How to Win at Poker

Poker is a card game in which players make bets using chips that represent money. These chips are usually white, although other colors may be used. Typically, each player buys in for a minimum amount of chips. The dealer shuffles the cards, and then deals each player one or more cards face up or down, depending on the variant of poker being played. Then a series of betting intervals takes place. During each betting interval, the player who has the highest hand wins the pot. If there is a tie, the highest card breaks it.

To be successful at poker, it’s important to learn how to read your opponents. This includes observing their body language and noticing their tells, which are little things they do to give away the strength of their hands. A good poker player is always analyzing the game, and they’re also constantly tweaking their strategy to improve.
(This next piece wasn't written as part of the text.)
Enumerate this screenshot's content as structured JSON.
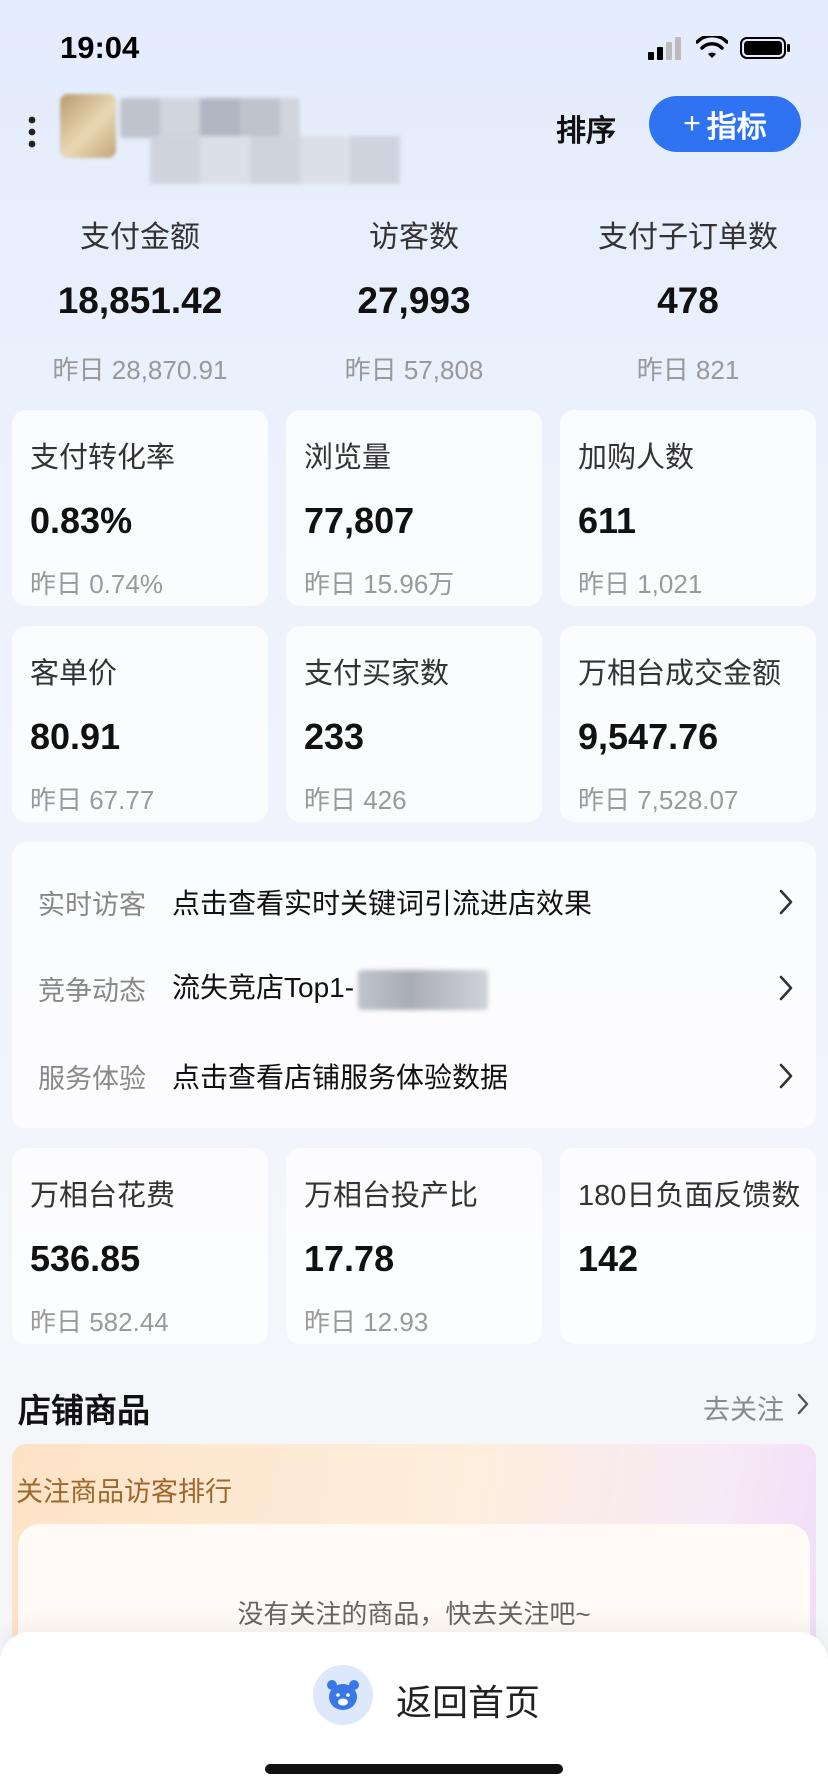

In addition to reading your opponents, you should also be able to read the other players at your table. This is important because it can help you determine what your chances of winning are. If you’re playing with a bunch of people who have weak hands, then you’ll have more chance of winning a hand if you raise the stakes.

Many professional poker players recommend that you only play the best of hands. They argue that this will improve your win rate, as you’re not donating your money to better players. However, this is a difficult rule to follow in the real world. There are other factors that affect your win rate, such as smart game selection and limits.

Moreover, if you’re new to the game, start out at lower limits. This will ensure that you don’t lose too much of your bankroll and will allow you to get used to the game. You’ll also be able to play against weaker players and learn the game more quickly.

As you gain more experience, you can move up the stakes. But remember that the divide between break-even beginner players and big-time winners is often not as wide as you might think. A lot of the difference has to do with learning to view the game in a more cold, detached, and mathematical way than you currently do. It’s also important to practice the art of folding, rather than calling every bet that comes your way. This is a huge part of the game that is commonly overlooked by beginners. By learning to fold early, you’ll be able to avoid throwing your hard-earned money at hands that are unlikely to win. This will also reduce your risk of making a bad call in the future.